    Alberta Environment Water Management Operations (WMO) owns and operates 46 dams and 800 kilometres of canals in Alberta. The WMO consists of 120 staff and several contract operators to take care of this infrastructure. Most of the infrastructure supplies water for irrigation use, which adds 5 billion dollars to the provincial economy annually. Other water uses include stock watering, domestic use, municipal use, recreational use and habitat. Alberta Environment's weir safety program was also discussed along with options for rehabilitation to improve public safety. A case study of Calgary's Weir Dam on the Bow River was highlighted. A brief history of the dam was offered and safety programs around provincially-owned weirs were discussed. Photographs were included to illustrate some of the additional safety measures at the Calgary weir, such as suspended safety buoys upstream of the boom directing paddlers to the portage trail, and signage on the river that can be activated when the boom is out.

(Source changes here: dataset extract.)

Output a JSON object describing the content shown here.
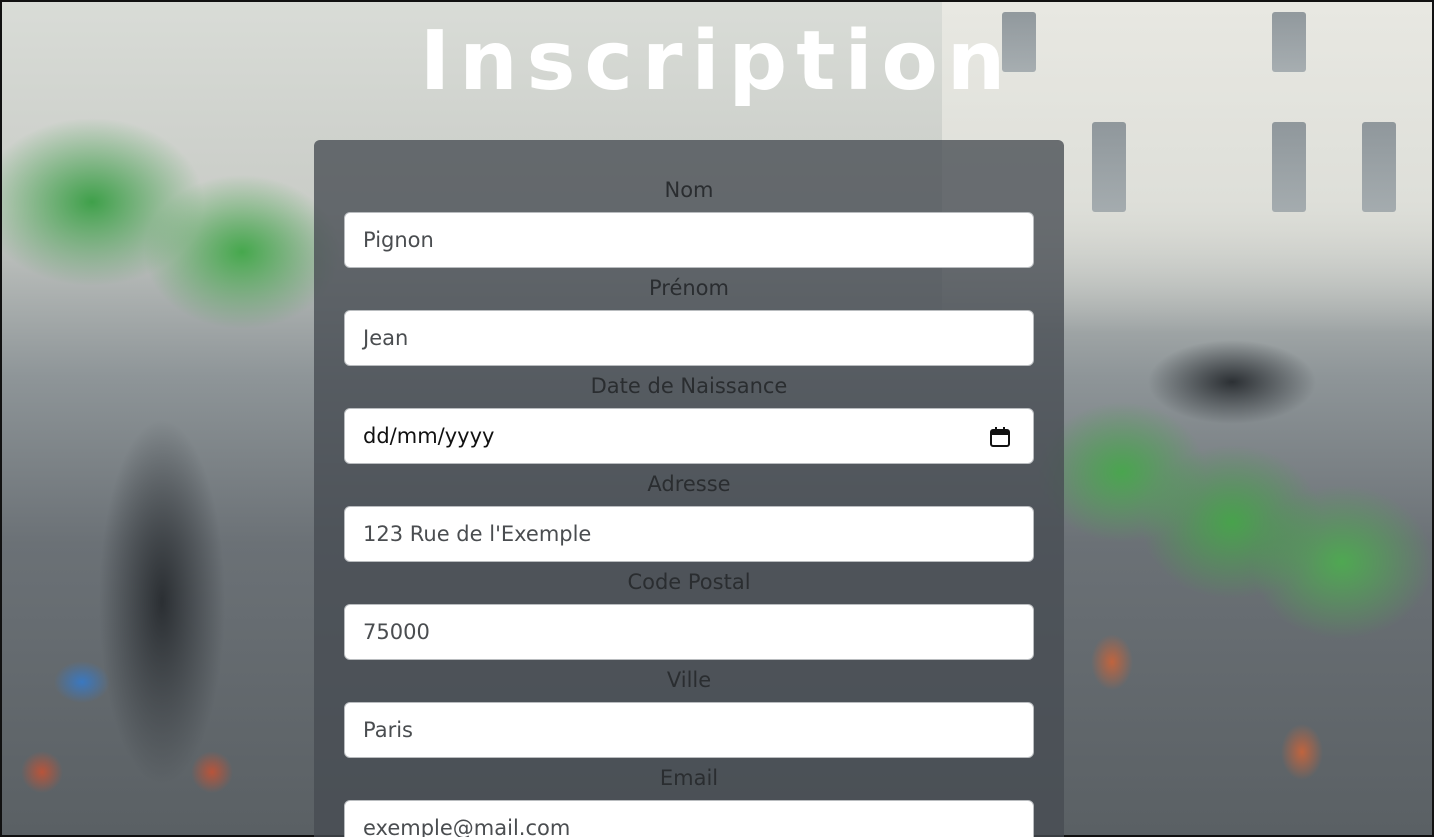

Typical river users on the Calgary Bow River and safety history at the Calgary Weir were discussed along with other topics such as the Calgary Bow River weir project criteria; project design progress; pre-feasibility options; scale modelling; final design analysis; construction funding; and proposed changes to the safety program for the new weir configuration. figs.

  18. RECOMMENDED TRITIUM OXIDE DEPOSITION VELOCITY FOR USE IN SAVANNAH RIVER SITE SAFETY ANALYSES

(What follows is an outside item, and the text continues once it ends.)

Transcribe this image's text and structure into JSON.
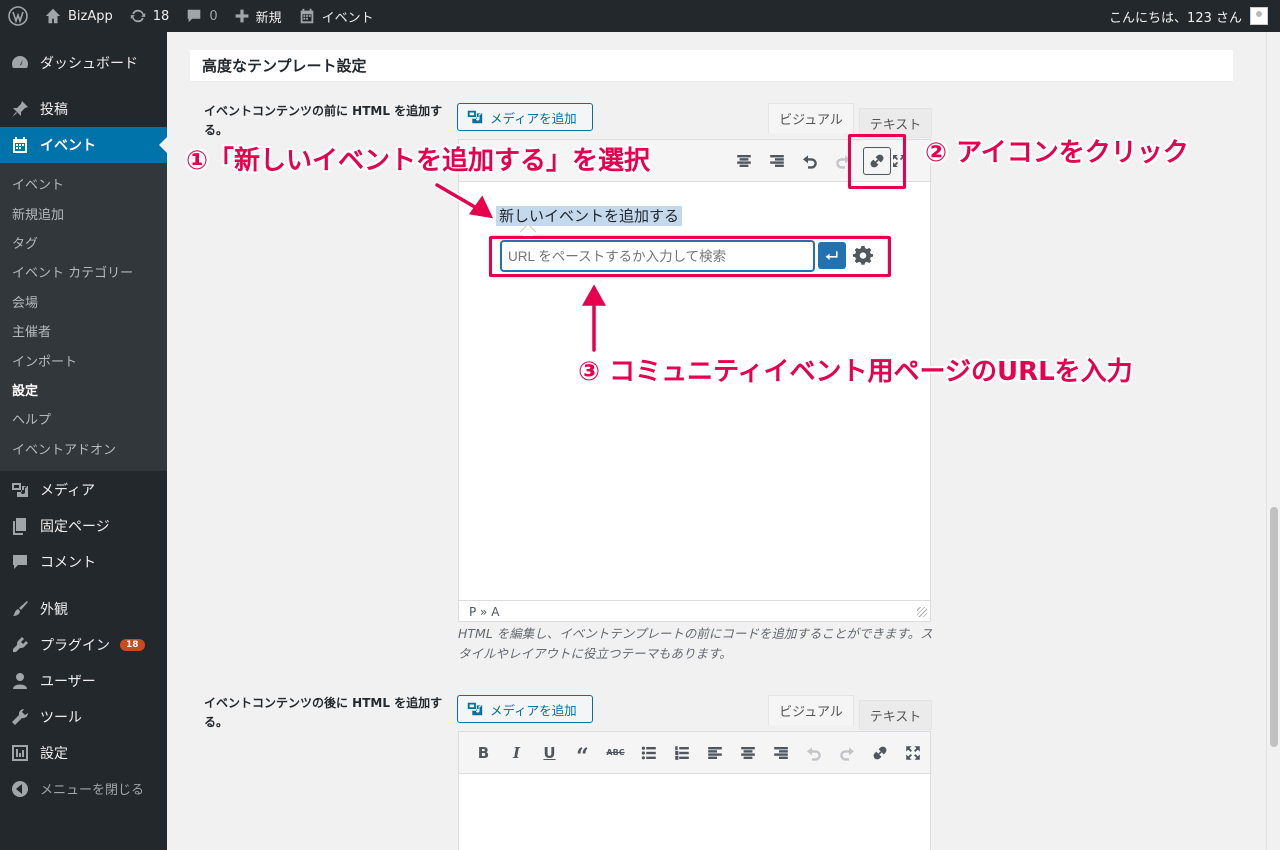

    Energy Technology Data Exchange (ETDEWEB)

    Lee, P.; Murphy, C.; Viner, B.; Hunter, C.; Jannik, T.

    2012-04-03

    The Defense Nuclear Facilities Safety Board (DNFSB) has recently questioned the appropriate value for tritium deposition velocity used in the MELCOR Accident Consequence Code System Ver. 2 (Chanin and Young 1998) code when estimating bounding dose (95th percentile) for safety analysis (DNFSB 2011). The purpose of this paper is to provide appropriate, defensible values of the tritium deposition velocity for use in Savannah River Site (SRS) safety analyses. To accomplish this, consideration must be given to the re-emission of tritium after deposition. Approximately 85% of the surface area of the SRS is forested. The majority of the forests are pine plantations, 68%. The remaining forest area is 6% mixed pine and hardwood and 26% swamp hardwood. Most of the path from potential release points to the site boundary is through forested land. A search of published studies indicate daylight, tritiated water (HTO) vapor deposition velocities in forest vegetation can range